Dataset rows describing interfaces:
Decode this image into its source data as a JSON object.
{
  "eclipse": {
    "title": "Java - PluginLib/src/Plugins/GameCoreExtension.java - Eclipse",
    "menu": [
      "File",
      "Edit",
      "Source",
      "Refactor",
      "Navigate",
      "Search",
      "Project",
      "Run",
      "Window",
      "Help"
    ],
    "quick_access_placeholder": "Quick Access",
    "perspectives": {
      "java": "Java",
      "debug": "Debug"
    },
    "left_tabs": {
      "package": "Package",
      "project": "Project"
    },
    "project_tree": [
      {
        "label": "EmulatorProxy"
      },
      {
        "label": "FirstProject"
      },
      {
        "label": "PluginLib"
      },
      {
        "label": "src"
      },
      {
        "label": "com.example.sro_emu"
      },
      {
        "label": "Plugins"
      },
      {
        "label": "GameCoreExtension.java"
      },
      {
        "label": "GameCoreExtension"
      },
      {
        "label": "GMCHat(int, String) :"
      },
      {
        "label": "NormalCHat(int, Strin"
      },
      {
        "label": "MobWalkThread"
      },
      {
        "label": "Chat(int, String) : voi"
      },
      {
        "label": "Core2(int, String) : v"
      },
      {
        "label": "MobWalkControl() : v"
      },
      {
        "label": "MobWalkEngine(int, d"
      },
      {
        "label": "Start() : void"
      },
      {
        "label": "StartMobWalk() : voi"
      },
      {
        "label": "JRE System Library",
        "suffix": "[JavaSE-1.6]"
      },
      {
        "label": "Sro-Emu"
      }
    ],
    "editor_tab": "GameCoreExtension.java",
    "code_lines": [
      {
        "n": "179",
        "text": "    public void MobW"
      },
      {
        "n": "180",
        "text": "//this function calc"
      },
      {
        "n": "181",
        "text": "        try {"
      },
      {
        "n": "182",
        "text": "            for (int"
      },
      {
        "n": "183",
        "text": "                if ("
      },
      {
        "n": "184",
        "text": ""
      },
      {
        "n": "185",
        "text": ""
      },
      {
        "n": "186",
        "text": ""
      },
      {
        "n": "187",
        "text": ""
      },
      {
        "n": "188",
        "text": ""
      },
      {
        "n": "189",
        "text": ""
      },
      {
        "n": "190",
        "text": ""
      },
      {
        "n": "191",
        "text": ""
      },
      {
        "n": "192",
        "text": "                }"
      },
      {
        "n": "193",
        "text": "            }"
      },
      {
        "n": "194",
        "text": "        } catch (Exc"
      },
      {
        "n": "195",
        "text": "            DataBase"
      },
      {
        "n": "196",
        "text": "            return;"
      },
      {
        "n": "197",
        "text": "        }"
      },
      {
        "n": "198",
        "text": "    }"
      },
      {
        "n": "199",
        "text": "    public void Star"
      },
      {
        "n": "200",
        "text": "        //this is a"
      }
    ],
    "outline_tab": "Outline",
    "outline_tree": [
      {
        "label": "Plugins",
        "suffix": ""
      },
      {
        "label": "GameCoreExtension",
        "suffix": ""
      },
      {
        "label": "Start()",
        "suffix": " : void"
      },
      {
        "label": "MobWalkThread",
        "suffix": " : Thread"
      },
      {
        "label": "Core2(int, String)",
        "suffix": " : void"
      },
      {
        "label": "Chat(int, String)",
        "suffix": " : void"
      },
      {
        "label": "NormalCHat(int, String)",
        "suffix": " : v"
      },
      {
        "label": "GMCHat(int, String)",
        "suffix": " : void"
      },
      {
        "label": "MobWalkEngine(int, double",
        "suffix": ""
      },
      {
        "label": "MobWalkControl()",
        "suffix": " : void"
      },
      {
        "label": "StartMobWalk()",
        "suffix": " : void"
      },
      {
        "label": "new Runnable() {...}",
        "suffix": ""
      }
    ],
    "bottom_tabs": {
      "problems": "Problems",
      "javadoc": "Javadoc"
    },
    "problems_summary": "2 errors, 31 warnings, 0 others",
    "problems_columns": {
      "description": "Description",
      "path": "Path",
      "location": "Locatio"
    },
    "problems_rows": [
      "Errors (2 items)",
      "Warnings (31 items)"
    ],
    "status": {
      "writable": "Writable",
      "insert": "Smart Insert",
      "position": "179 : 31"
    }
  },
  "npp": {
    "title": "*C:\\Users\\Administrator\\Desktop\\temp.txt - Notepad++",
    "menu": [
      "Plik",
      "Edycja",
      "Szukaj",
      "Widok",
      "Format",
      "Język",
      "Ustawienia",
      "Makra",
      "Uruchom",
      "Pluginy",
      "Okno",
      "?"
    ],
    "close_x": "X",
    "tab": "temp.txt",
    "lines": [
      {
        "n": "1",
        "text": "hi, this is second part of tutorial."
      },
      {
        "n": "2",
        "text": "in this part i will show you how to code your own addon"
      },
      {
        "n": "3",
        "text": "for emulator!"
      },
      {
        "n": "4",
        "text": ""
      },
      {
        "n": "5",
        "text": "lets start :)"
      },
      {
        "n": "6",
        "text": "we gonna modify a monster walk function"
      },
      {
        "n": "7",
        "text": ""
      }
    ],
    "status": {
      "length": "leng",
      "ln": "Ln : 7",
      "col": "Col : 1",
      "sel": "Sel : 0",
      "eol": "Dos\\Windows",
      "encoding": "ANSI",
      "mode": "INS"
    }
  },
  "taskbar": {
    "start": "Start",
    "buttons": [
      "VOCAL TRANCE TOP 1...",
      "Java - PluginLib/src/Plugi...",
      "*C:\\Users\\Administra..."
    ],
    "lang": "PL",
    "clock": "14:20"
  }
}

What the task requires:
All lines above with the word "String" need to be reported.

Response below:
        "label": "GMCHat(int, String) :"
        "label": "Chat(int, String) : voi"
        "label": "Core2(int, String) : v"
        "label": "Core2(int, String)",
        "label": "Chat(int, String)",
        "label": "NormalCHat(int, String)",
        "label": "GMCHat(int, String)",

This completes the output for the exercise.